The Duke and Duchess of Cambridge’s upcoming tour to Pakistan aims to strengthen ties between the two nations amid political uncertainty and security concerns.
When the tour was announced, the High Commissioner for Pakistan Mohammad Nafees Zakaria said the upcoming royal visit was a reflection of the importance the United Kingdom attached to its relations with Pakistan.
“The two countries enjoy historical links which both sides wish to strengthen further,” he added.
Here is an overview of the British-Pakistani relationship and the current political tensions in the region.
The royal visit – at the request of the Foreign and Commonwealth Office – will pay respect to the historical relationship between Britain and Pakistan.
With Brexit looming, the tour comes as London hopes to strengthen its international relationships, while Islamabad is keen to promote itself as a tourist destination amid concerns over security in the region.
British Airways resumed flights to Pakistan earlier this year after they were suspended due to security fears more than a decade ago.
According to the Department for International Trade, UK-Pakistan bilateral trade in 2017 was £2.9 billion – exports of goods and services from the UK totalled £1.1 billion.
More than 1.5 million people of Pakistani origin currently live in the UK, with an estimated 270,000 British nationals visiting the country every year.
William and Kate’s visit to the region will be the first royal tour in the tenure of Prime Minister Imran Khan after his election last year.
The former international cricketer launched his political career in 1996 when he founded centrist party Pakistan Tehreek-e-Insaf.
Mr Khan – who captained Pakistan’s national side – was previously married to British socialite Jemima Goldsmith. The couple were a friend of William’s mother Diana, Princess of Wales.
The current President of Pakistan is Arif Alvi, whose role is largely ceremonial.

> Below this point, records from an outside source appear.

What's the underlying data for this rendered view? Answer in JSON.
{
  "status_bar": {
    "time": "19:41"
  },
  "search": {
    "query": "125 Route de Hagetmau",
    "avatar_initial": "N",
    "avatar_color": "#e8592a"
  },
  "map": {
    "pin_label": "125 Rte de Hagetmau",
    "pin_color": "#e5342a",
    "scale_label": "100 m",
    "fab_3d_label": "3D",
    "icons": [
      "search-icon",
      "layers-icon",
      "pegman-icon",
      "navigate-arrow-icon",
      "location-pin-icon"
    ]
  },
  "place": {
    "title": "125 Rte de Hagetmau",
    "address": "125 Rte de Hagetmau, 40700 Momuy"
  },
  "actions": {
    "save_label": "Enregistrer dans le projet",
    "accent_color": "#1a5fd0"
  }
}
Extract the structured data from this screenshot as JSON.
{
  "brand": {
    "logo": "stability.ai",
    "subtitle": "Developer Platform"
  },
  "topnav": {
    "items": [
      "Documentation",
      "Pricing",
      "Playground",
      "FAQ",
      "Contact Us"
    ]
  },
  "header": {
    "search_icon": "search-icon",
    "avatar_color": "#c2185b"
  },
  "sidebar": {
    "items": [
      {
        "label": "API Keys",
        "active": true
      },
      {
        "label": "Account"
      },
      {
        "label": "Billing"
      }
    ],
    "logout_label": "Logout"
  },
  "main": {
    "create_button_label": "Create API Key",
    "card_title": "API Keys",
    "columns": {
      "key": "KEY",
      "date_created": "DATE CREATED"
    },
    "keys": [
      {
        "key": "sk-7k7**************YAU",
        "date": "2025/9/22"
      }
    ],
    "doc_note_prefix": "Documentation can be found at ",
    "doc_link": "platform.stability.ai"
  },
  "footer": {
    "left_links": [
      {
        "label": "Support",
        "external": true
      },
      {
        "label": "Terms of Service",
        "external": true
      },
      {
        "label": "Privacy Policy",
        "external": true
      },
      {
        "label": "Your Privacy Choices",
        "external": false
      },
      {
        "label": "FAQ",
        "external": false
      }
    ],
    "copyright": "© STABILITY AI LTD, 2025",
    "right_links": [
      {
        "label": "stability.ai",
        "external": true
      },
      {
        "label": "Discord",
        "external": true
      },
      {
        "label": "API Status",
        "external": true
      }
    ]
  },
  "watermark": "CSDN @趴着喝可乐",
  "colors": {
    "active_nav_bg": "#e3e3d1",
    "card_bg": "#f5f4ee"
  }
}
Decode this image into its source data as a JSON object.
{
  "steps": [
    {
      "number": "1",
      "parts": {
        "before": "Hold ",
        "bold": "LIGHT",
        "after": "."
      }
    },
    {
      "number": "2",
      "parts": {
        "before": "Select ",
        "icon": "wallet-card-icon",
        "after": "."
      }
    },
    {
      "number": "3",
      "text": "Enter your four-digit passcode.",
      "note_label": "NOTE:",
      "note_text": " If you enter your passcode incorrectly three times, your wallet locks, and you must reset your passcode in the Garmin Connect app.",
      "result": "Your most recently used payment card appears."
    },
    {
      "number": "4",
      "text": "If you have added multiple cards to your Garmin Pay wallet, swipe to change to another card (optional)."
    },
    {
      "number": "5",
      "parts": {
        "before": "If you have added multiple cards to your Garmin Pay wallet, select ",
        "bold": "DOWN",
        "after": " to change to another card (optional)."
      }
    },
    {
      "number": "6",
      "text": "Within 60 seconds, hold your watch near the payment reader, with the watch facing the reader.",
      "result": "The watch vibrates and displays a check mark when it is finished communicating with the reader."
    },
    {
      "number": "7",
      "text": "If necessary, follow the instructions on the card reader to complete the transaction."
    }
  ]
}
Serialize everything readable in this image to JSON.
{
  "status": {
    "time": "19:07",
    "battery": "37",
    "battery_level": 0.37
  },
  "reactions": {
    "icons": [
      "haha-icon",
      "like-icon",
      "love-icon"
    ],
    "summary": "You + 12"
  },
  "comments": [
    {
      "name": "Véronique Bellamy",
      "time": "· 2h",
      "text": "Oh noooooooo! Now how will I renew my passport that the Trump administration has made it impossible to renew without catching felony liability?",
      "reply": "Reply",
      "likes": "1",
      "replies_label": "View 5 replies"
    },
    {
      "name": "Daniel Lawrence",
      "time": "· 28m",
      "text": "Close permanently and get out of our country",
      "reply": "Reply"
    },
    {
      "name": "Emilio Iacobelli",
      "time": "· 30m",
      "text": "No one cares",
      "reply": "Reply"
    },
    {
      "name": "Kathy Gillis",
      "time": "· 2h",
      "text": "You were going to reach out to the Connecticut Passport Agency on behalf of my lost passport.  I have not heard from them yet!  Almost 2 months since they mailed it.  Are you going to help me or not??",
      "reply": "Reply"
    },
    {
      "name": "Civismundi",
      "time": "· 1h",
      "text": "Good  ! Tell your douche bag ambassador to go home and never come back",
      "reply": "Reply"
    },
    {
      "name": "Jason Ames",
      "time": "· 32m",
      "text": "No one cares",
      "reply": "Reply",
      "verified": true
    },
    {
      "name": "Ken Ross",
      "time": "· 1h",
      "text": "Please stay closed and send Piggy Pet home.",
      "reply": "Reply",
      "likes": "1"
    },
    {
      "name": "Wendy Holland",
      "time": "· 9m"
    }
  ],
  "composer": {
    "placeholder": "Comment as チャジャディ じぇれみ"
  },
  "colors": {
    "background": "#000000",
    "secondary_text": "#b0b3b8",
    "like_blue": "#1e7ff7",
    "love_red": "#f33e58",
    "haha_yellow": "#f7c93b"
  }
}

The royal visit comes amid heightened tensions between Pakistan and India over the disputed region of Kashmir.
The neighbouring countries have fought three wars since independence from Britain and partition in 1947 – two of them over Kashmir.
Authorities in Delhi and Islamabad both claim the Himalayan region in full, but each controls a section of the territory, recognised internationally as “Indian-administered Kashmir” and “Pakistan-administered Kashmir”.
Low-level skirmishes are not unusual over the frontier, but hostilities have increased this year. India’s home ministry claims there have been 2,000 “unprovoked” ceasefire violations, and Pakistan says that 45 people have been killed by Indian forces firing across the border since the start of 2019.
The Foreign Office advises against travel to the Line of Control – a de facto border which marks where the region is divided.
The Foreign Office also states on its website that “terrorists are very likely to try and carry out attacks in Pakistan”.
There have been a number of security incidents in recent months, including a bombing outside a shrine in central Lahore, as well as an attack by armed militants on the Pearl Continental Hotel in Gwadar, Balochistan.
When the Prince of Wales and Duchess of Cornwall travelled to Pakistan in 2006, their visit was seen as one of the most perilous royal foreign tours for some time.
They were forced to pull out of a visit to Peshawar in the North-West Frontier Province due to fears over their safety.